Exercise materials ::

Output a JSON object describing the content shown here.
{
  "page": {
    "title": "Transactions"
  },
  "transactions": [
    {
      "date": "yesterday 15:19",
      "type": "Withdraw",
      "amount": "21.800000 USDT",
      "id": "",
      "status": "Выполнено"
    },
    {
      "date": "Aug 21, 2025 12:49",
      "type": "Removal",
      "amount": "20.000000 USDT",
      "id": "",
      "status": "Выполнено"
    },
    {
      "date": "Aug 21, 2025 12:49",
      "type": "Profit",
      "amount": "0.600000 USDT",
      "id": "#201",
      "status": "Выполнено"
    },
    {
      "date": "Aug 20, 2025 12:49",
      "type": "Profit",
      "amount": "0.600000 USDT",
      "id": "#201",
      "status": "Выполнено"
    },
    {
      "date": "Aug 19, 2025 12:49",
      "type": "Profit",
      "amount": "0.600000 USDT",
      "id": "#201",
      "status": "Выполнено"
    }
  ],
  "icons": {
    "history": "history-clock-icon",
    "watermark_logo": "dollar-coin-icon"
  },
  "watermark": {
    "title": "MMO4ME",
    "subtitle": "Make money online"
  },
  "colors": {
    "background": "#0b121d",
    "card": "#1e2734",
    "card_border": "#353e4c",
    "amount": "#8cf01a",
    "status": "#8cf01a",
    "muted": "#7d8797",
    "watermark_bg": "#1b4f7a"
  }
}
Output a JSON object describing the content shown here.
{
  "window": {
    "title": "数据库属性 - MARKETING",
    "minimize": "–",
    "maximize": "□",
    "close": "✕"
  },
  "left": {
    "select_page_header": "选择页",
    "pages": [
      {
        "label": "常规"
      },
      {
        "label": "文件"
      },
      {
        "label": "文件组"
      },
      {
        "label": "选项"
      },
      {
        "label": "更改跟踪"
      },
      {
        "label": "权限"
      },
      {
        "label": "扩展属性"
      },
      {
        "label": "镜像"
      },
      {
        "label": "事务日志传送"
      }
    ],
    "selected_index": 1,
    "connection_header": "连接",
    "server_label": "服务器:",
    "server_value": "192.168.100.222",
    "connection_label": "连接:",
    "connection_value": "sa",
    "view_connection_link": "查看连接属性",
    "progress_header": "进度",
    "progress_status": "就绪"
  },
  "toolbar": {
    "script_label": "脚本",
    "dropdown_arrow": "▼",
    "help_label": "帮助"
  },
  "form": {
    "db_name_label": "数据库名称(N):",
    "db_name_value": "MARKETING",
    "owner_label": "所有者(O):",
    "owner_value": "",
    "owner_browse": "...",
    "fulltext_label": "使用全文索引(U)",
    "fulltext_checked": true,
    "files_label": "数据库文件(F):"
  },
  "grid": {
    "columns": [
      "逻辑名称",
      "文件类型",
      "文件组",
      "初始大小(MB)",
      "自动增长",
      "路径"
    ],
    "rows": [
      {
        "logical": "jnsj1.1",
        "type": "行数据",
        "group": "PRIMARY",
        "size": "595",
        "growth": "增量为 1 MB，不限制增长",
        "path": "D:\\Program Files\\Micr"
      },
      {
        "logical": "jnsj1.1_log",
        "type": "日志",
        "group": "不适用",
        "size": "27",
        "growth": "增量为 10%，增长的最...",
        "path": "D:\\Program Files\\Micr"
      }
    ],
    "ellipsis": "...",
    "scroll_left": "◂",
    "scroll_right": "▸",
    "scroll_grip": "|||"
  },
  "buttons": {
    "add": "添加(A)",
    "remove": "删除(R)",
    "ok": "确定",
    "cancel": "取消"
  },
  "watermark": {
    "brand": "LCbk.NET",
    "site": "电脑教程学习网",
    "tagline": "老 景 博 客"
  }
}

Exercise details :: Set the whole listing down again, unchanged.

Response to this exercise ::
Output a JSON object describing the content shown here.
{
  "page": {
    "title": "Transactions"
  },
  "transactions": [
    {
      "date": "yesterday 15:19",
      "type": "Withdraw",
      "amount": "21.800000 USDT",
      "id": "",
      "status": "Выполнено"
    },
    {
      "date": "Aug 21, 2025 12:49",
      "type": "Removal",
      "amount": "20.000000 USDT",
      "id": "",
      "status": "Выполнено"
    },
    {
      "date": "Aug 21, 2025 12:49",
      "type": "Profit",
      "amount": "0.600000 USDT",
      "id": "#201",
      "status": "Выполнено"
    },
    {
      "date": "Aug 20, 2025 12:49",
      "type": "Profit",
      "amount": "0.600000 USDT",
      "id": "#201",
      "status": "Выполнено"
    },
    {
      "date": "Aug 19, 2025 12:49",
      "type": "Profit",
      "amount": "0.600000 USDT",
      "id": "#201",
      "status": "Выполнено"
    }
  ],
  "icons": {
    "history": "history-clock-icon",
    "watermark_logo": "dollar-coin-icon"
  },
  "watermark": {
    "title": "MMO4ME",
    "subtitle": "Make money online"
  },
  "colors": {
    "background": "#0b121d",
    "card": "#1e2734",
    "card_border": "#353e4c",
    "amount": "#8cf01a",
    "status": "#8cf01a",
    "muted": "#7d8797",
    "watermark_bg": "#1b4f7a"
  }
}
Output a JSON object describing the content shown here.
{
  "window": {
    "title": "数据库属性 - MARKETING",
    "minimize": "–",
    "maximize": "□",
    "close": "✕"
  },
  "left": {
    "select_page_header": "选择页",
    "pages": [
      {
        "label": "常规"
      },
      {
        "label": "文件"
      },
      {
        "label": "文件组"
      },
      {
        "label": "选项"
      },
      {
        "label": "更改跟踪"
      },
      {
        "label": "权限"
      },
      {
        "label": "扩展属性"
      },
      {
        "label": "镜像"
      },
      {
        "label": "事务日志传送"
      }
    ],
    "selected_index": 1,
    "connection_header": "连接",
    "server_label": "服务器:",
    "server_value": "192.168.100.222",
    "connection_label": "连接:",
    "connection_value": "sa",
    "view_connection_link": "查看连接属性",
    "progress_header": "进度",
    "progress_status": "就绪"
  },
  "toolbar": {
    "script_label": "脚本",
    "dropdown_arrow": "▼",
    "help_label": "帮助"
  },
  "form": {
    "db_name_label": "数据库名称(N):",
    "db_name_value": "MARKETING",
    "owner_label": "所有者(O):",
    "owner_value": "",
    "owner_browse": "...",
    "fulltext_label": "使用全文索引(U)",
    "fulltext_checked": true,
    "files_label": "数据库文件(F):"
  },
  "grid": {
    "columns": [
      "逻辑名称",
      "文件类型",
      "文件组",
      "初始大小(MB)",
      "自动增长",
      "路径"
    ],
    "rows": [
      {
        "logical": "jnsj1.1",
        "type": "行数据",
        "group": "PRIMARY",
        "size": "595",
        "growth": "增量为 1 MB，不限制增长",
        "path": "D:\\Program Files\\Micr"
      },
      {
        "logical": "jnsj1.1_log",
        "type": "日志",
        "group": "不适用",
        "size": "27",
        "growth": "增量为 10%，增长的最...",
        "path": "D:\\Program Files\\Micr"
      }
    ],
    "ellipsis": "...",
    "scroll_left": "◂",
    "scroll_right": "▸",
    "scroll_grip": "|||"
  },
  "buttons": {
    "add": "添加(A)",
    "remove": "删除(R)",
    "ok": "确定",
    "cancel": "取消"
  },
  "watermark": {
    "brand": "LCbk.NET",
    "site": "电脑教程学习网",
    "tagline": "老 景 博 客"
  }
}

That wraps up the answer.